In honor of NEDA (National Eating Disorder Awareness) week which is coming to an end, and self harm awareness day, which is tomorrow (March 1st, don’t forget to wear orange) I just wanted to post this. Through the recovery of my battle with Bulimia Nervosa, I’ve learned a lot.
I’ve learned that eating can be really, really difficult.
I’ve learned that my body is beautiful, no matter what shape or size it is.
I’ve learned that I can be healthy and happy, even though it may take a while for it to happen.
I’ve learned that it’s okay to go back for seconds, or treat myself to a piece of cake.
But most of all, I’ve learned that my body is a temple.
My body is a temple, but it doesn’t define me.
I’m learning to treat myself with respect and honor, just like I would treat any friend.

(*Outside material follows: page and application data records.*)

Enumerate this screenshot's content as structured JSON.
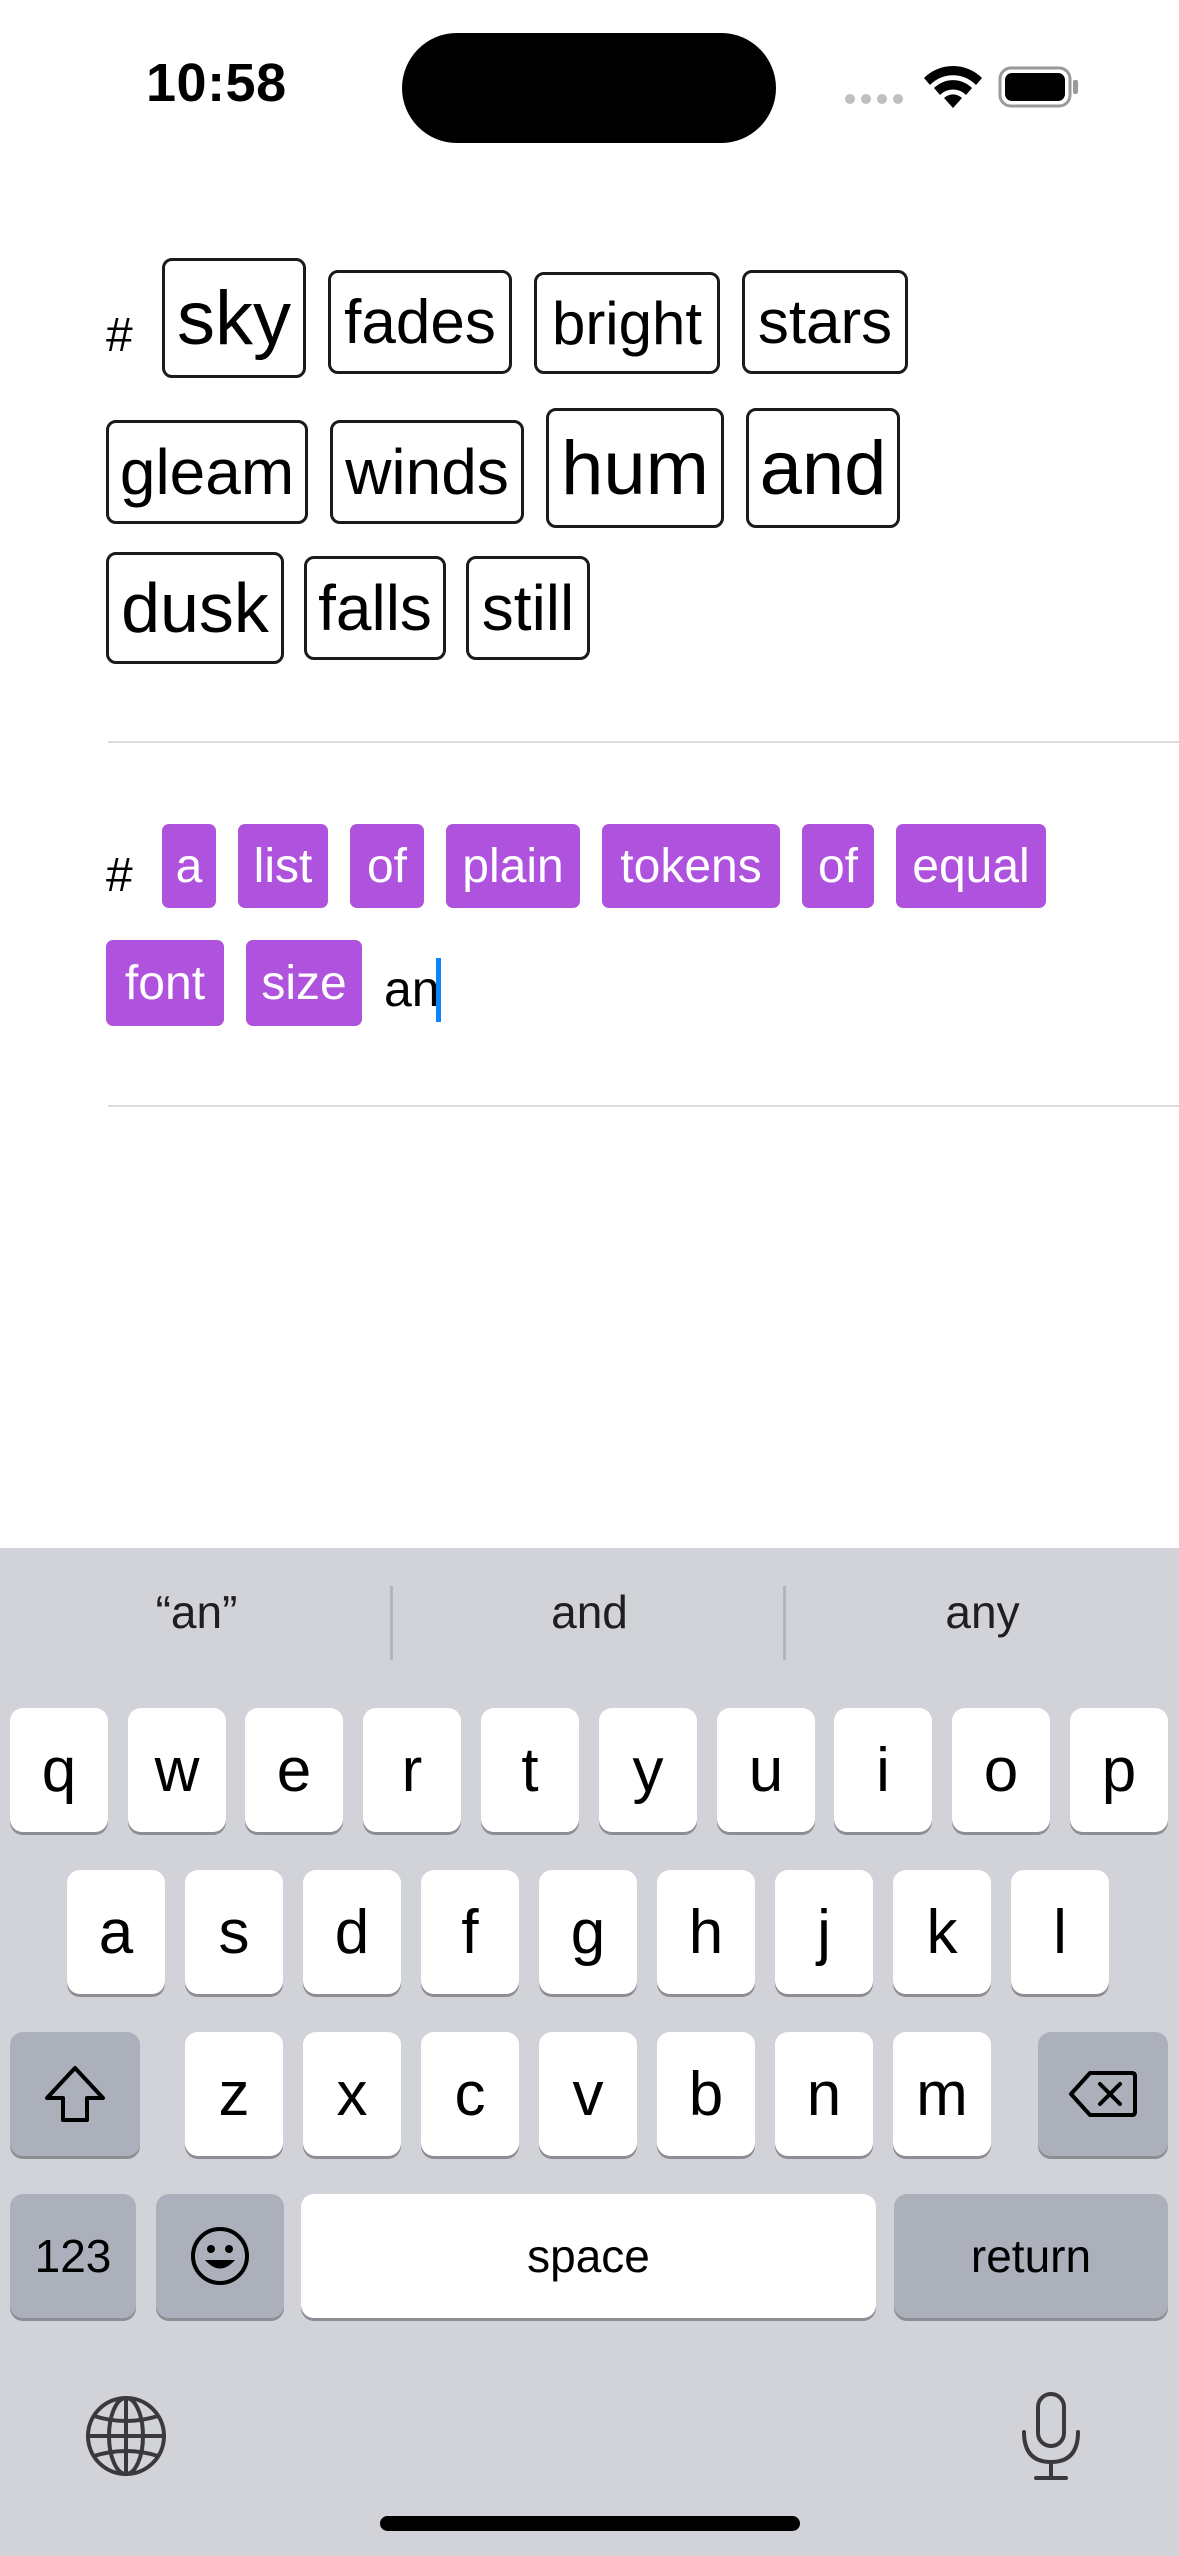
{
  "status_bar": {
    "time": "10:58"
  },
  "field1": {
    "hash": "#",
    "tokens": [
      "sky",
      "fades",
      "bright",
      "stars",
      "gleam",
      "winds",
      "hum",
      "and",
      "dusk",
      "falls",
      "still"
    ]
  },
  "field2": {
    "hash": "#",
    "tokens": [
      "a",
      "list",
      "of",
      "plain",
      "tokens",
      "of",
      "equal",
      "font",
      "size"
    ],
    "typed_text": "an",
    "token_color": "#af52de"
  },
  "keyboard": {
    "suggestions": [
      "“an”",
      "and",
      "any"
    ],
    "row1": [
      "q",
      "w",
      "e",
      "r",
      "t",
      "y",
      "u",
      "i",
      "o",
      "p"
    ],
    "row2": [
      "a",
      "s",
      "d",
      "f",
      "g",
      "h",
      "j",
      "k",
      "l"
    ],
    "row3": [
      "z",
      "x",
      "c",
      "v",
      "b",
      "n",
      "m"
    ],
    "numbers_label": "123",
    "space_label": "space",
    "return_label": "return",
    "icons": [
      "shift-icon",
      "delete-icon",
      "emoji-icon",
      "globe-icon",
      "microphone-icon"
    ]
  }
}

An estimate 8 million people are struggling with an eating disorder today. That’s 8 million too many. If you know someone who is struggling with an eating disorder, or if you yourself are, please know that there is hope.
There are people out there who want to and can help you, but it’s up to you to take the first step.
For more information on eating disorders and how to get help, visit the National Eating Disorder Association’s website at http://www.nationaleatingdisorders.org/
or call the help-line at: 1-800-931-2237
In honor of National Eating Disorder Awareness Week…..
Exactly a year ago on February 20th, 2013 I was admitted into Mercy hospital’s Eating Disorder Program to get treatment for anorexia nervosa. I remember everything about that day- What I wore, how I was feeling, how my parents were feeling, the seat I chose when I entered the program., and so fourth I remember thinking that my life was over, they were just going to fatten me up and I’d just want to be dead for the rest of my life because I would feel too ugly and chubby for society. I used to think food was the enemy- It wasn’t something that kept me alive and energized but just made me unhappy, fat, and ugly. Last year around this time all I wanted was for my parents to let me starve myself to death. The LAST thing I wanted was to be forced fed. I would look into the mirror and break down crying because I thought my legs were too fat, my stomach too chubby, my hips too wide, and so on. I couldn’t bring myself to even eat an apple for lunch because the thought of my jean size going up or the number on the scale increasing scared me so much. I didn’t believe that being admitted into the hospital was going to bring me a silver lining. Last year I was not living, but simply existing.
Looking back, I can’t believe I ever even thought that way. I now know food is not the enemy. It is what keeps me alive, happy, energized, full of life. I regret almost all the things I told my parents last year. I would scream and swear at that about how much I hated them and myself when I was made to eat. I can’t believe they never gave up on me, and I thank them for that. If it weren’t for them being such concerning and caring parents, I could be dead from being malnourished and so emaciated. Also, if it weren’t for my amazing, beautiful, and strong mother for giving up her job for six weeks to live with me in Portland, I may have not been here today. I now know recovery is worth it. Being social again, able to run miles upon miles, living and not just existing, having a happy and close family finally, not feeling hungry and angry (or as we like to call it, HANGRY) 24/7, and so on is so much better than giving into ED behaviors and being malnourished, emaciated, depressed, isolated, HANGRY, having hair clumps fall out, not being able to walk up a flight of stairs without feeling like I’m going to pass out, and so on. I am glad I am on the path to recovery, although I may be weight restored I am definitely not mentally restored. Everyday is still a battle- I still look in the mirror sometimes and want to break down crying because how fat I feel and look. I still question myself and mom almost everyday multiple times if “I’m fat”, “Do I look like I’ve gained weight?”, “Have I ate too much?”. But when I ask those questions or don’t like what I see in a mirror, I remind myself that this is my ED talking, not me. I am worth more than calories, numbers, and measurements. I want to thank everyone who has supported me on my on going recovery journey. And to anyone that is struggling, seek help. Talk to a teacher, friend, family member, doctor, ANYONE! You are not weak or a failure for reaching out, you are a strong and brave person. I want every guy and girl to know, you are worth more than your body size, a diet, food you eat, and what have you. You are all beautiful, inside and out. Recovery is definitely a struggling process, BUT IT IS WORTH IT! I promise you that. And lastly, FUCK EATING DISORDERS!